- _EXERCISE DIRECTIONS_
Your task is to copy each line of the material that holds the word "caption".

*** Opening of SOURCE DATA ***

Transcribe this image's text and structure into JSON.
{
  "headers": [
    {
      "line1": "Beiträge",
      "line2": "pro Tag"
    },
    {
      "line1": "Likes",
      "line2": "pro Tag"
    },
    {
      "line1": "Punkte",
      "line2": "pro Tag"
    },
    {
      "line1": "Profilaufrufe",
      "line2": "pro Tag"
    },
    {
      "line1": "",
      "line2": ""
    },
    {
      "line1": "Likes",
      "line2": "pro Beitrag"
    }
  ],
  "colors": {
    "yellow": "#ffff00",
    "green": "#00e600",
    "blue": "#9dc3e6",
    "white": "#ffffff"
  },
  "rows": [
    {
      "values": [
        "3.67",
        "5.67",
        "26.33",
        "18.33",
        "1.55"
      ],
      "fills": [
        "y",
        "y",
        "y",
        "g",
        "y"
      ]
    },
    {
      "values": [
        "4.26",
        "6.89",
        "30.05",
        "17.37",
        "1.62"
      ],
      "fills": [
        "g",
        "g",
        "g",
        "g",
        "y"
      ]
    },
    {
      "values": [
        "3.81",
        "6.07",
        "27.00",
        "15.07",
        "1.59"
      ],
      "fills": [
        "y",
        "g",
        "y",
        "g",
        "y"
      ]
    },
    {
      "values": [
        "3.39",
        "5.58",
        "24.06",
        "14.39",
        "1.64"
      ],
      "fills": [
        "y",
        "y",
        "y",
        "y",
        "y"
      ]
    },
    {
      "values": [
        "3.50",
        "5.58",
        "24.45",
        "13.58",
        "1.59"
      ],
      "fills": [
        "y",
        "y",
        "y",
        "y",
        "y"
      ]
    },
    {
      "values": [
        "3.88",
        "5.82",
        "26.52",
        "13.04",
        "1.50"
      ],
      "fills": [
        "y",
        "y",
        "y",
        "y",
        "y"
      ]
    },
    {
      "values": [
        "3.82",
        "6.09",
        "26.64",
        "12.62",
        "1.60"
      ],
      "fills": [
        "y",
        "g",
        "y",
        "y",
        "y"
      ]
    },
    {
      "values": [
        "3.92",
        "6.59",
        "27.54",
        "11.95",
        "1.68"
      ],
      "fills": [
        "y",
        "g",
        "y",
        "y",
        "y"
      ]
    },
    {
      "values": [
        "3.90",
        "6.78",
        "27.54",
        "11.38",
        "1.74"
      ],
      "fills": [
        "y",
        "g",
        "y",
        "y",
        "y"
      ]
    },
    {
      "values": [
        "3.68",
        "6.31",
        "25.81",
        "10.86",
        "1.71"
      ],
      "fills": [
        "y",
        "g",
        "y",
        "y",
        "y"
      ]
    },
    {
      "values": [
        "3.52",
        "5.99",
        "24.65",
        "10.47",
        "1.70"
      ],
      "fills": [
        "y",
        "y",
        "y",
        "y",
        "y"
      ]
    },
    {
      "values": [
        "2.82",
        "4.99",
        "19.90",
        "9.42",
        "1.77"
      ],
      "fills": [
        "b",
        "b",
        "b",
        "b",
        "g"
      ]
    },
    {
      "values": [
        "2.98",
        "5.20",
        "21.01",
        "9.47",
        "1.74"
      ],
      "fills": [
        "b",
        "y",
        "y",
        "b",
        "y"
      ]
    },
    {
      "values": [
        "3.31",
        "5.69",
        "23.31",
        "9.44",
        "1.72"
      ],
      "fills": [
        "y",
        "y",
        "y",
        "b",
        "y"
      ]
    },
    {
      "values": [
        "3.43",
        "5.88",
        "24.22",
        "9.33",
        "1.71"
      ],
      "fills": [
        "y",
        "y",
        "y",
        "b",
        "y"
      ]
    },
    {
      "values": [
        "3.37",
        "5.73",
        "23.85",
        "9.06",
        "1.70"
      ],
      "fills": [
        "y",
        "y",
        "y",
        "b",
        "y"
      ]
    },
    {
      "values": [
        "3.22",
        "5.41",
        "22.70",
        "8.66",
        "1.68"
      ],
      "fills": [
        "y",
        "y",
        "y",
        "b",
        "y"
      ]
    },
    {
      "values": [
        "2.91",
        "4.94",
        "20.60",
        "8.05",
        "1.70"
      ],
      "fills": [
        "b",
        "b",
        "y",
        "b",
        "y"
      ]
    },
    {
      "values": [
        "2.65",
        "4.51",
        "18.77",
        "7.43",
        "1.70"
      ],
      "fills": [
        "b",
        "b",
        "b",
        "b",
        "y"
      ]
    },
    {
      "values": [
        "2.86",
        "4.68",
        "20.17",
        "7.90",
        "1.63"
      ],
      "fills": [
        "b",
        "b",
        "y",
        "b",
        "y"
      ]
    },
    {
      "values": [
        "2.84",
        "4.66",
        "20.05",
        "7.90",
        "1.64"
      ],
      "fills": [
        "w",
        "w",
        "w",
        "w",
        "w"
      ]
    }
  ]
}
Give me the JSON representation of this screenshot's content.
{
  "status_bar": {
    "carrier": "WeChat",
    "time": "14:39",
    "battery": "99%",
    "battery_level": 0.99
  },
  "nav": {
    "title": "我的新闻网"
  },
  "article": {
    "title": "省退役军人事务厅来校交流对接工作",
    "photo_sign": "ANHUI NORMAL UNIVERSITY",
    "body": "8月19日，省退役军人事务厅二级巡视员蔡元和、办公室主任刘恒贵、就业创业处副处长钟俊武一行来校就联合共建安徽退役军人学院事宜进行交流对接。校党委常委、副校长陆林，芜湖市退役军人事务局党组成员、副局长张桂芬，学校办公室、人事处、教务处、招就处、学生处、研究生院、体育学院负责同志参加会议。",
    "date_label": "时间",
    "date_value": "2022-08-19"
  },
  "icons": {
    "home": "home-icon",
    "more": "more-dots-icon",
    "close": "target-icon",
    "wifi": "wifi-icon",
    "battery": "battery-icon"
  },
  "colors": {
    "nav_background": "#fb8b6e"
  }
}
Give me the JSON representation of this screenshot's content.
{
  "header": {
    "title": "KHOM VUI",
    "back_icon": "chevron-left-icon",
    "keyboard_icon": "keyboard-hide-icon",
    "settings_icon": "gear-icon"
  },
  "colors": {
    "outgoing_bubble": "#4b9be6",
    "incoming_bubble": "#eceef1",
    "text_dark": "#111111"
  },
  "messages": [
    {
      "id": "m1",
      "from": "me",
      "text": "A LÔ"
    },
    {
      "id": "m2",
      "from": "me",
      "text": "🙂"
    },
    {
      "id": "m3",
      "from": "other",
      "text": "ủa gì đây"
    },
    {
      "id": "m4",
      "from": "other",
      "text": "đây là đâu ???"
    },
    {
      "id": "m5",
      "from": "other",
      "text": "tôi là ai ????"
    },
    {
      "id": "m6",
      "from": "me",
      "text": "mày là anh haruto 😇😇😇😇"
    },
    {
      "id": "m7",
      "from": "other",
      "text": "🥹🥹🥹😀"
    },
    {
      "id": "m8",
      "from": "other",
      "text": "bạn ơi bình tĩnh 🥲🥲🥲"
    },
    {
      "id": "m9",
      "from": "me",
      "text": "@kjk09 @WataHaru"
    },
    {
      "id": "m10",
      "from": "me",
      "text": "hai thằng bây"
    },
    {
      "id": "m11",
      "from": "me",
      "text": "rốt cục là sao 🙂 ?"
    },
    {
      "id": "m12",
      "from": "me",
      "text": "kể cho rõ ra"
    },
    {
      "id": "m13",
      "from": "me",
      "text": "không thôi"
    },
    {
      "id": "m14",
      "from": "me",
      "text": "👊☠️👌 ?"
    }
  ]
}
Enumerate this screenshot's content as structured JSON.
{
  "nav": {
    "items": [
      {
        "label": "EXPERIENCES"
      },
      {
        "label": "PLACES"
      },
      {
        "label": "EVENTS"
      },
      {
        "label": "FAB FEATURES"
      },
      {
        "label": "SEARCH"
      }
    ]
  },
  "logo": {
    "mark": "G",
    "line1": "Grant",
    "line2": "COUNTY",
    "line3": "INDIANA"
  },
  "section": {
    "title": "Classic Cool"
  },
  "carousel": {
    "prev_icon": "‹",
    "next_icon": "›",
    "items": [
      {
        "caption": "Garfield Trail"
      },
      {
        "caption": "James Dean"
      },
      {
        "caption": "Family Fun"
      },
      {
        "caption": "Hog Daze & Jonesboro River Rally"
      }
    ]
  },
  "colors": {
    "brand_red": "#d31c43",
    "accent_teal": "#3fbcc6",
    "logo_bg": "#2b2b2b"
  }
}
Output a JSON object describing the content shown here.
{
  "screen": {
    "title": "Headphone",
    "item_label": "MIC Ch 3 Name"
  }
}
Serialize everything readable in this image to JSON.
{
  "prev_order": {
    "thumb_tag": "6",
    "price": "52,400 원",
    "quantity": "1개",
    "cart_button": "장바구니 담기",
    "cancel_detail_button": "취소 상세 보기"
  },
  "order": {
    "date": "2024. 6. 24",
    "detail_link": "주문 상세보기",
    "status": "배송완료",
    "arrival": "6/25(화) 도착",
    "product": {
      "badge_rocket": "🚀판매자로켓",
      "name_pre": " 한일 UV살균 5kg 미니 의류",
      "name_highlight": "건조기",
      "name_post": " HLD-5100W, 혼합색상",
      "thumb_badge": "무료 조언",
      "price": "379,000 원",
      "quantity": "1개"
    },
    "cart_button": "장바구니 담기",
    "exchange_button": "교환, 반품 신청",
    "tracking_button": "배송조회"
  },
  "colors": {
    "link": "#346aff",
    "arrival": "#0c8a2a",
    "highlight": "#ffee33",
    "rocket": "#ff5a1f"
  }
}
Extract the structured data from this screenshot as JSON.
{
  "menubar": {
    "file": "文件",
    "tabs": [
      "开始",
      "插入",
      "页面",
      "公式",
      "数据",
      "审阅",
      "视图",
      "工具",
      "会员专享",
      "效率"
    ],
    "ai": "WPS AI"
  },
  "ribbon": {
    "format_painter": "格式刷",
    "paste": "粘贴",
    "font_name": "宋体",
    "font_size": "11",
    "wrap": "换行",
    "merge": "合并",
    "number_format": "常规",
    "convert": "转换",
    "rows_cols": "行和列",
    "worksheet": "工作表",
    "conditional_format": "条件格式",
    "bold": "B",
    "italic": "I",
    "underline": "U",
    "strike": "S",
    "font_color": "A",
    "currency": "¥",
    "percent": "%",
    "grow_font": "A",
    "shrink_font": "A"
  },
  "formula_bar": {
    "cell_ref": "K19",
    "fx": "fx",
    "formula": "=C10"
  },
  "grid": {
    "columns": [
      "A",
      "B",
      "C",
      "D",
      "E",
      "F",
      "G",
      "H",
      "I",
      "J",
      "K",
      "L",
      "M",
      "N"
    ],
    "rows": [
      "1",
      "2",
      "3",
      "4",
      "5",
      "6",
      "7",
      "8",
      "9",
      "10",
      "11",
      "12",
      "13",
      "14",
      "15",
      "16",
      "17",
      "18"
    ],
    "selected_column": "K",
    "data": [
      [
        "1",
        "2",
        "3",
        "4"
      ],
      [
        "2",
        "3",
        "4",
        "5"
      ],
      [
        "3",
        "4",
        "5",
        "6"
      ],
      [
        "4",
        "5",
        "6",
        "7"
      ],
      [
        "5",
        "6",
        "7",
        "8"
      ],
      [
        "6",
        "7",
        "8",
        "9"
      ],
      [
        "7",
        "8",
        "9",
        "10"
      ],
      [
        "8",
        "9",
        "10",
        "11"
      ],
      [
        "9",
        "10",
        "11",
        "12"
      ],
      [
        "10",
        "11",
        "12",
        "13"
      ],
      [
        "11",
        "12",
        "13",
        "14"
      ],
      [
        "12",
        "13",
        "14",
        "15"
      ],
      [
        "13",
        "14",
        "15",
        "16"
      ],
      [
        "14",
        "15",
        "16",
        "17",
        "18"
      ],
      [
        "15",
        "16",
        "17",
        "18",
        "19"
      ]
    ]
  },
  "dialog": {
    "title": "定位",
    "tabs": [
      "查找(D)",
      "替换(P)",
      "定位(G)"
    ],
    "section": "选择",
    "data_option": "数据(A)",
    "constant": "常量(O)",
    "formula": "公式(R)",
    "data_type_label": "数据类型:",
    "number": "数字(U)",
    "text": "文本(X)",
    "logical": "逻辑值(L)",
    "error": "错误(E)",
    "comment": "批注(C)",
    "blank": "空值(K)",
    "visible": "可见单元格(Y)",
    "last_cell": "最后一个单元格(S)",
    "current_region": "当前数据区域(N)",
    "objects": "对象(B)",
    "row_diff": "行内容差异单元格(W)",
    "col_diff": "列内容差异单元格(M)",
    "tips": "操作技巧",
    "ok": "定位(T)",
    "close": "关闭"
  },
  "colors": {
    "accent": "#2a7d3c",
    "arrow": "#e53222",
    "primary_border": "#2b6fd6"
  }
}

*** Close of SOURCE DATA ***

- _SOLUTION_
        "caption": "Garfield Trail"
        "caption": "James Dean"
        "caption": "Family Fun"
        "caption": "Hog Daze & Jonesboro River Rally"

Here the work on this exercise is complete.